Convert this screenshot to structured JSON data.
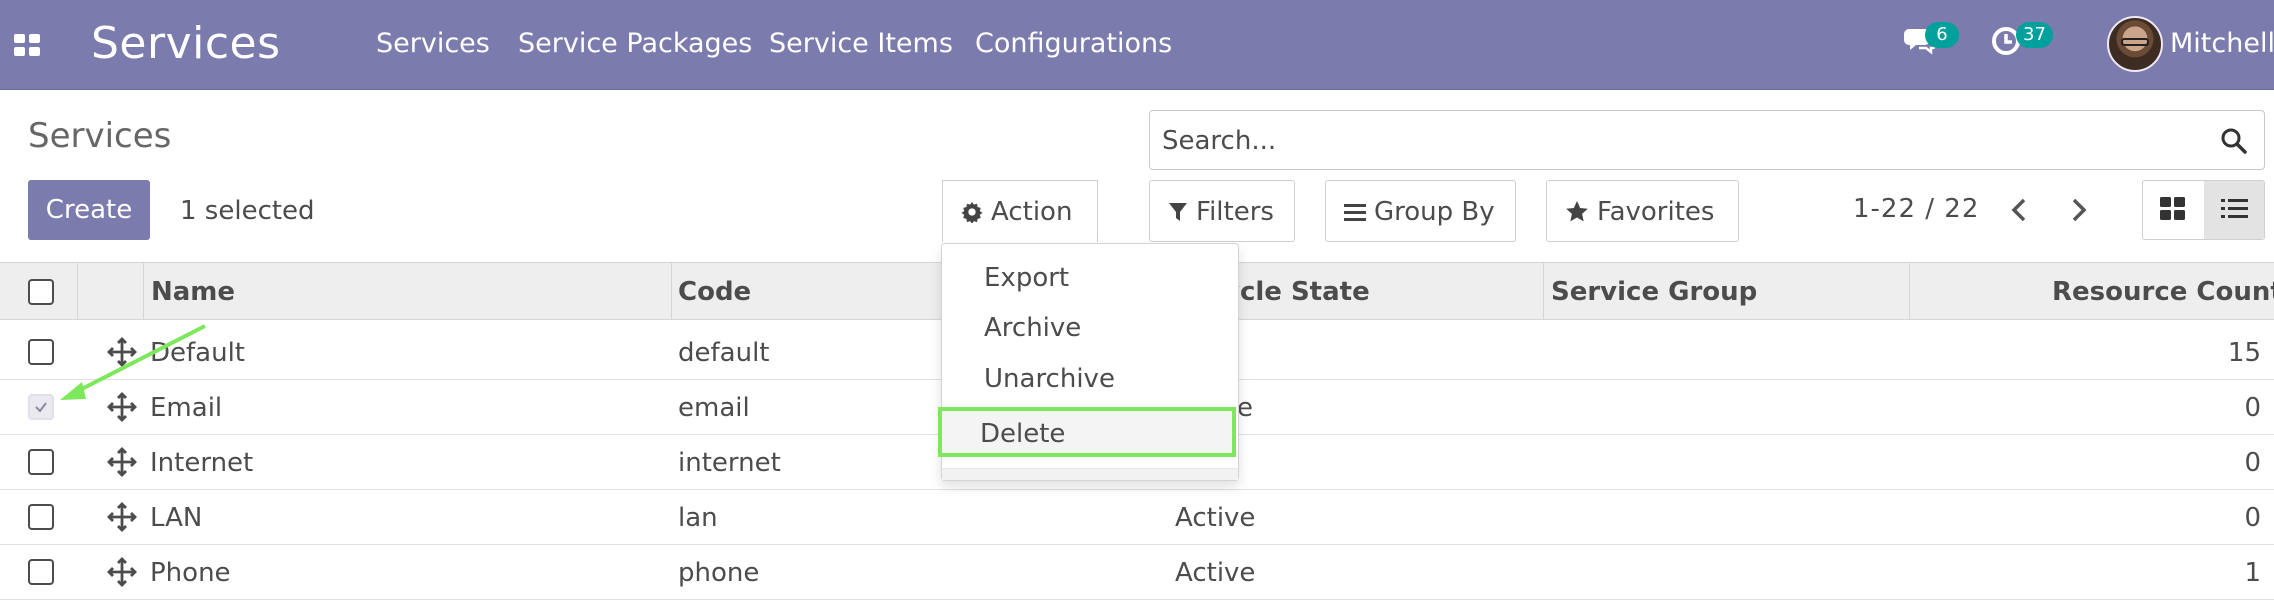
{
  "navbar": {
    "app_name": "Services",
    "menu": [
      "Services",
      "Service Packages",
      "Service Items",
      "Configurations"
    ],
    "messages_badge": "6",
    "activities_badge": "37",
    "user_name": "Mitchell"
  },
  "control_panel": {
    "title": "Services",
    "search_placeholder": "Search...",
    "create_label": "Create",
    "selected_text": "1 selected",
    "action_label": "Action",
    "filters_label": "Filters",
    "groupby_label": "Group By",
    "favorites_label": "Favorites",
    "pager": "1-22 / 22"
  },
  "action_menu": {
    "items": [
      "Export",
      "Archive",
      "Unarchive",
      "Delete"
    ],
    "highlighted": "Delete"
  },
  "table": {
    "columns": [
      "Name",
      "Code",
      "ycle State",
      "Service Group",
      "Resource Count"
    ],
    "rows": [
      {
        "name": "Default",
        "code": "default",
        "state": "",
        "group": "",
        "count": "15",
        "checked": false
      },
      {
        "name": "Email",
        "code": "email",
        "state": "e",
        "group": "",
        "count": "0",
        "checked": true
      },
      {
        "name": "Internet",
        "code": "internet",
        "state": "",
        "group": "",
        "count": "0",
        "checked": false
      },
      {
        "name": "LAN",
        "code": "lan",
        "state": "Active",
        "group": "",
        "count": "0",
        "checked": false
      },
      {
        "name": "Phone",
        "code": "phone",
        "state": "Active",
        "group": "",
        "count": "1",
        "checked": false
      }
    ]
  },
  "colors": {
    "brand": "#7c7bad",
    "badge": "#00a09d",
    "highlight": "#7de85c"
  }
}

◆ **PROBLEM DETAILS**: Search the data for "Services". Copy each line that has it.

◆ **YOUR RESPONSE**:
    "app_name": "Services",
      "Services",
    "title": "Services",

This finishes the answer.